> _SOURCE MATERIAL_
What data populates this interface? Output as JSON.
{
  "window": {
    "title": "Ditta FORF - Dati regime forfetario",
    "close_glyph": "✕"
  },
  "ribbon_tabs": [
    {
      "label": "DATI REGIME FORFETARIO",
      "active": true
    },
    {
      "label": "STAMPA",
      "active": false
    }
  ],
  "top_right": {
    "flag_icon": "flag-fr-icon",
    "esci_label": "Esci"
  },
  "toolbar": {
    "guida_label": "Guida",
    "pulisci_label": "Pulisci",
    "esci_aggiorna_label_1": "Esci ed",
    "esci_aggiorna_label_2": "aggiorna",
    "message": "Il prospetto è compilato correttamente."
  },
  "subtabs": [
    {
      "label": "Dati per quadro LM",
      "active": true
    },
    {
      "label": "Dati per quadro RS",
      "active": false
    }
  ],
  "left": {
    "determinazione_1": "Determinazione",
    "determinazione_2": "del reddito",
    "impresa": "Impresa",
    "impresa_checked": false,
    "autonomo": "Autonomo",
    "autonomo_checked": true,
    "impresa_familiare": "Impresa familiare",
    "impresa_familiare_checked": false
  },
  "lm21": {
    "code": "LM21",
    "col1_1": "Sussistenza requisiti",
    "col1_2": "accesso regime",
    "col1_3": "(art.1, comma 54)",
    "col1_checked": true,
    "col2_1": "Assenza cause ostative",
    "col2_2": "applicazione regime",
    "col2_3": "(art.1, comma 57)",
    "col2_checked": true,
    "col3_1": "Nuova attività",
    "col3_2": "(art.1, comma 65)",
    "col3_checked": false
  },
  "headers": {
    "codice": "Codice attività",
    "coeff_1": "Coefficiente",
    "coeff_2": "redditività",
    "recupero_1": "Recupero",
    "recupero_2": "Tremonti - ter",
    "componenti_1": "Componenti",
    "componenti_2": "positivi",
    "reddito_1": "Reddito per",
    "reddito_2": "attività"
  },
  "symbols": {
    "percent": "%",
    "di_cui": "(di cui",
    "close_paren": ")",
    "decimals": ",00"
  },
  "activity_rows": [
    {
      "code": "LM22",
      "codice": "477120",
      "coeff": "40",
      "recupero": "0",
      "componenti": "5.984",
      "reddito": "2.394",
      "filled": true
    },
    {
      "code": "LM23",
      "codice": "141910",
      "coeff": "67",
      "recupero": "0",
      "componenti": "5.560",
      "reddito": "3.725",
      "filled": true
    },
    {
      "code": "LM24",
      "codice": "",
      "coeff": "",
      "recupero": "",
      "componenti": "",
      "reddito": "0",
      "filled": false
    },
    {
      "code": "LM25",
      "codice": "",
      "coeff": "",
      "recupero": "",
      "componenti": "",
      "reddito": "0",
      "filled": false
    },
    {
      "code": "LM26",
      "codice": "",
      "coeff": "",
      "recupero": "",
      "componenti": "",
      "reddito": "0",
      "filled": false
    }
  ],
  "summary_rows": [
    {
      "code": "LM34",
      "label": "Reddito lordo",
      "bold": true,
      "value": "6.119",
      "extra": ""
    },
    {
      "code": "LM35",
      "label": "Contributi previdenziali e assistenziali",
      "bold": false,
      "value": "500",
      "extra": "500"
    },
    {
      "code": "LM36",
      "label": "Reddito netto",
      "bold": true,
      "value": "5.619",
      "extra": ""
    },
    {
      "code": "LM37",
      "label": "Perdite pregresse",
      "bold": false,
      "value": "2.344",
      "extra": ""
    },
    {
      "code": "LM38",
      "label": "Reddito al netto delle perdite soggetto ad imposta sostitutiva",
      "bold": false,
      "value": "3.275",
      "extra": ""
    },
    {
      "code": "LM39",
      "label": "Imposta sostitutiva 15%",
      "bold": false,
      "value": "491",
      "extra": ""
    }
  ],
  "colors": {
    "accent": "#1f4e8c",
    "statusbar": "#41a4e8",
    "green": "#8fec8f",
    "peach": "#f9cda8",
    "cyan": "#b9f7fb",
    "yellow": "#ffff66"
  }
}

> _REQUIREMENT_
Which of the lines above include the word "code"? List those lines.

> _EXERCISE OUTPUT_
    "code": "LM21",
      "code": "LM22",
      "code": "LM23",
      "code": "LM24",
      "code": "LM25",
      "code": "LM26",
      "code": "LM34",
      "code": "LM35",
      "code": "LM36",
      "code": "LM37",
      "code": "LM38",
      "code": "LM39",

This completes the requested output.